[Information — start]

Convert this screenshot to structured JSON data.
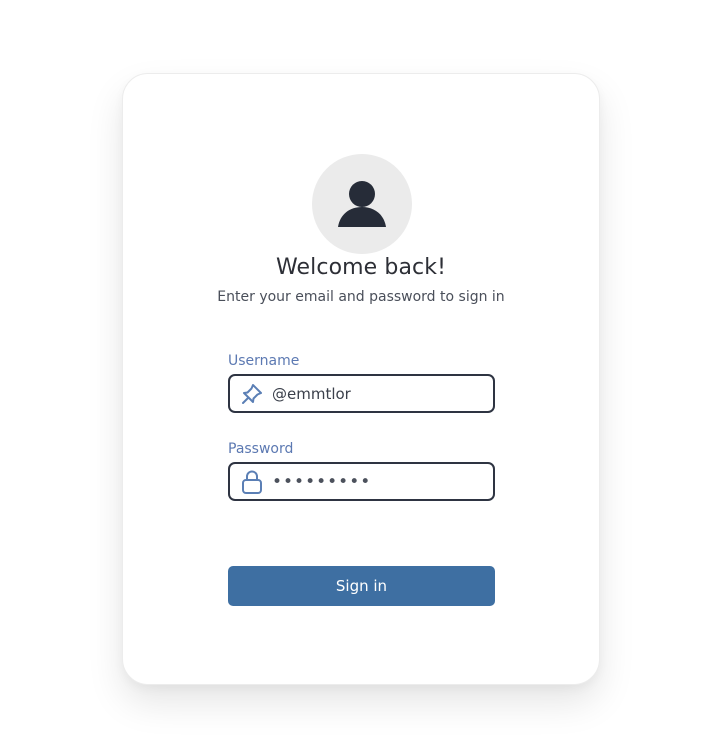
{
  "header": {
    "avatar_icon": "user-silhouette-icon",
    "title": "Welcome back!",
    "subtitle": "Enter your email and password to sign in"
  },
  "form": {
    "username": {
      "label": "Username",
      "icon": "pin-icon",
      "value": "@emmtlor"
    },
    "password": {
      "label": "Password",
      "icon": "lock-icon",
      "value": "•••••••••"
    },
    "submit_label": "Sign in"
  },
  "colors": {
    "accent": "#3e6fa2",
    "label": "#5c79b2",
    "icon": "#5b7fb5",
    "field_border": "#2e3442",
    "avatar_bg": "#ebebeb"
  }
}
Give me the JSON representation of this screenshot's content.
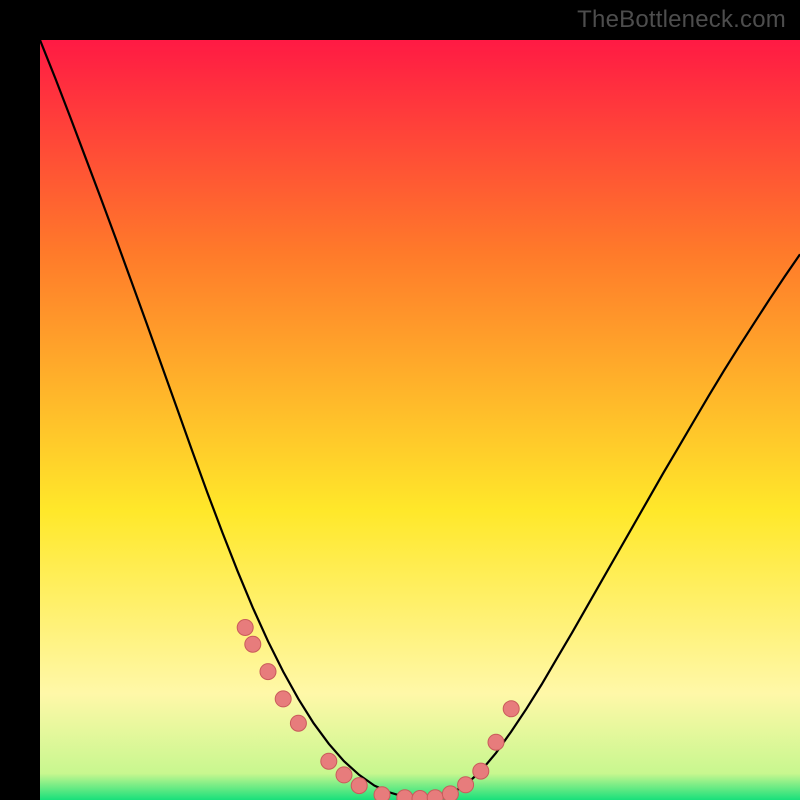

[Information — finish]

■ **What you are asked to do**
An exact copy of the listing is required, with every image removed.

■ **Solution for this problem**
Convert this screenshot to structured JSON data.
{
  "header": {
    "avatar_icon": "user-silhouette-icon",
    "title": "Welcome back!",
    "subtitle": "Enter your email and password to sign in"
  },
  "form": {
    "username": {
      "label": "Username",
      "icon": "pin-icon",
      "value": "@emmtlor"
    },
    "password": {
      "label": "Password",
      "icon": "lock-icon",
      "value": "•••••••••"
    },
    "submit_label": "Sign in"
  },
  "colors": {
    "accent": "#3e6fa2",
    "label": "#5c79b2",
    "icon": "#5b7fb5",
    "field_border": "#2e3442",
    "avatar_bg": "#ebebeb"
  }
}
Give me the JSON representation of this screenshot's content.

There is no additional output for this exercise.